v) Two years have lapsed since the commission of the offence. The appellant remains in immigration detention, but nothing suggests that his conduct would threaten public safety if released. His family are concerned for him and would accept him back to support him and his father is anxious that he develops the self discipline and maturity to prevent conduct that puts him in situations of public disorder in the future.
vi) All the appellants’ immediate and closest family members are in the United Kingdom. He has no house, home, family or social support network to turn to in Nepal.
vii) The appellant’s crime was committed at age 20 as a young adult rather than a juvenile. Even for those committing offences over the age of 18, youth remains one of the most powerful mitigating factors in criminal sentencing policy and it is also a considerable factor in the assessment of justification of interference with family and private life in the public interest.
41. We are also troubled by the panel’s reference to Lord Bingham’s observations in Huang. It was inappropriate in a case of this sort and such translocation of judicial comment made in one context to another is more likely to mislead than assist. It is plain that the question for evaluation in a criminal deportation of someone lawfully resident here is not whether the case is “exceptional” or belongs to “a small minority”. The observations in Huang were directed to cases where despite failure to comply with the Immigration Rules admission may be required by Article 8. Here the appellant and his family were all lawfully admitted and no question of primary immigration policy arises.
42. Three years after his entry to the UK the young man was party to an act of disorder with another that had terrible unintended tragic consequences. Deportation has a significant impact upon his relations with his family with whom he expected to continue his life in the same jurisdiction when he moved with them as a child from Nepal to the UK. The offence is wholly out of character and the judicial assessment is that he will be unlikely to ever appear before the criminal courts again.
43. The regime of automatic deportation where it has impact upon the family or private life of those lawfully resident here and deserves respect requires a very careful consideration of the seriousness of the offence and the extent to which the deportation can be said to enhance public protection on the one hand and the impact upon private and family life on the other.

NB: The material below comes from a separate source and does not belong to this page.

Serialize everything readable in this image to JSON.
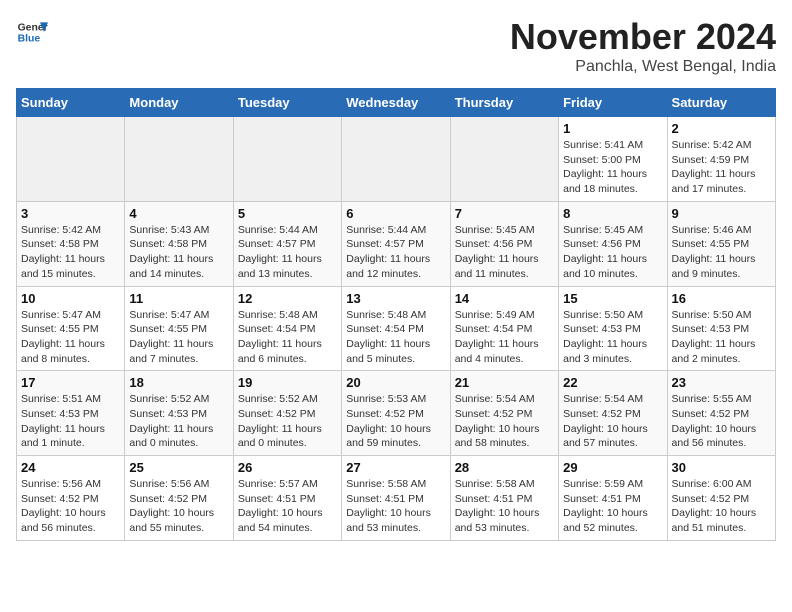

44. We conclude on all the evidence in the case that deportation of this young man for this offending with the serious consequences it would have for him and his family is disproportionate. It is therefore not necessary in a democratic society for one of the reasons recognised by Article 8(2). We conclude that that the first exception to automatic deportation applies (s.33(2)(a) Borders Act 2007) and the respondent could not make the deportation order under appeal.
This appeal is allowed.
45. We propose to formally promulgate this decision at an oral hearing when we shall set aside the deportation order. As a consequence we shall also set aside the order of detention pending removal with effect from the date of promulgation subject to any further submissions we receive on that day. This decision has been communicated in draft in advance to enable the representatives to consider what submissions (if any) they wish to make about consequential matters.
Mr Justice Blake,
President of the Upper Tribunal,
Immigration and Asylum Chamber